In the early and mid-1960s, while jazz innovators like John Coltrane were, well, innovating, another phenomenon tagged soul-jazz happened simultaneously. Soul-jazz groups generally featured an organist playing the robust Hammond B-3, a drummer, a saxophonist, and/or an electric guitarist. Birthed in hard bop's 1950s cauldron, soul-jazz shunned its parent genre's cerebral aspects in favor of its gospel and blues roots. One prime mover was late organist Charles "The Burner" Earland, who in the '80s and '90s employed guitar ace Bob DeVos. DeVos (who also played with icons Groove Holmes and Jack McDuff) gets a hefty, horn-like tone from his ax. And while devoted to keeping the fires of the Burner, his approach shuns any retro affectations. A thoughtful soloist, DeVos also counts Debussy and Wayne Shorter as inspirations. While he goes for that groove and gets it, don't expect to breeze down memory lane DeVos is now, baby.

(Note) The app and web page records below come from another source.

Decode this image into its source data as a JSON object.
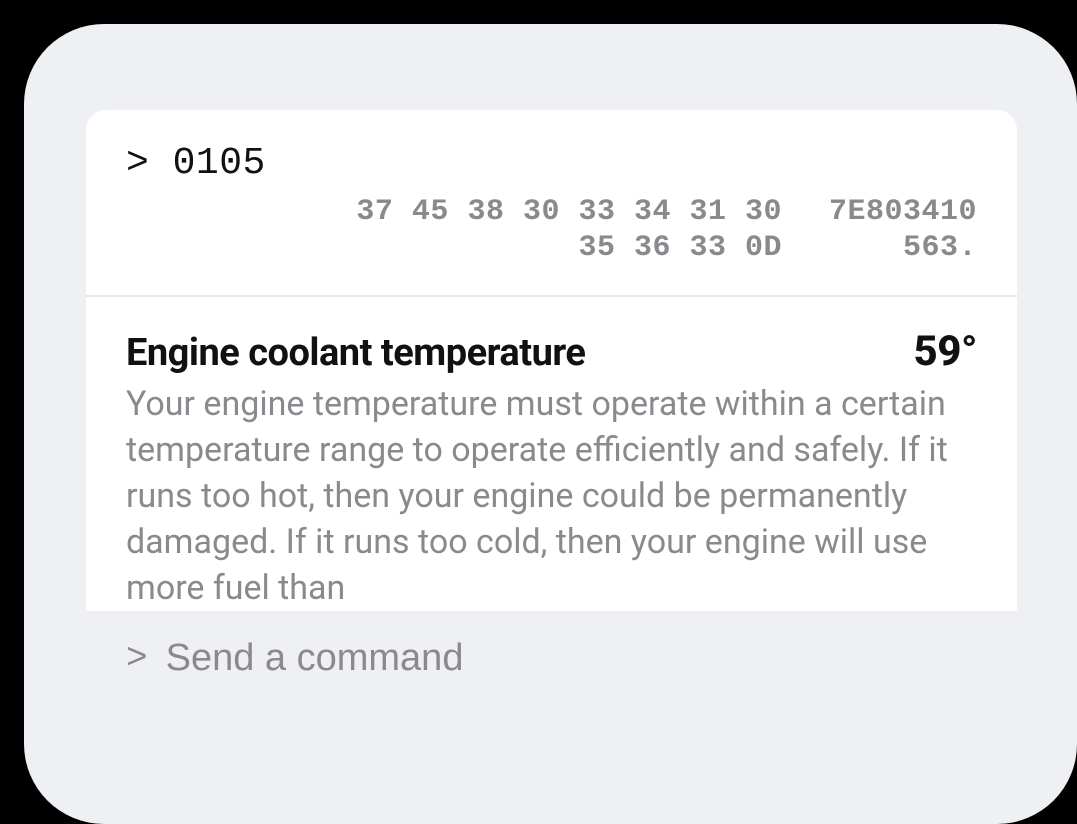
{
  "terminal": {
    "prompt": ">",
    "command": "0105",
    "hex": [
      {
        "bytes": "37 45 38 30 33 34 31 30",
        "ascii": "7E803410"
      },
      {
        "bytes": "35 36 33 0D",
        "ascii": "563."
      }
    ]
  },
  "reading": {
    "title": "Engine coolant temperature",
    "value": "59°",
    "description": "Your engine temperature must operate within a certain temperature range to operate efficiently and safely. If it runs too hot, then your engine could be permanently damaged. If it runs too cold, then your engine will use more fuel than"
  },
  "input": {
    "prompt": ">",
    "placeholder": "Send a command"
  }
}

Bob DeVos performs at 9 p.m. Thursday, December 28, through Sunday, December 31, at the Van Dyke Café, 846 Lincoln Rd., Miami Beach. Call 305-534-3600.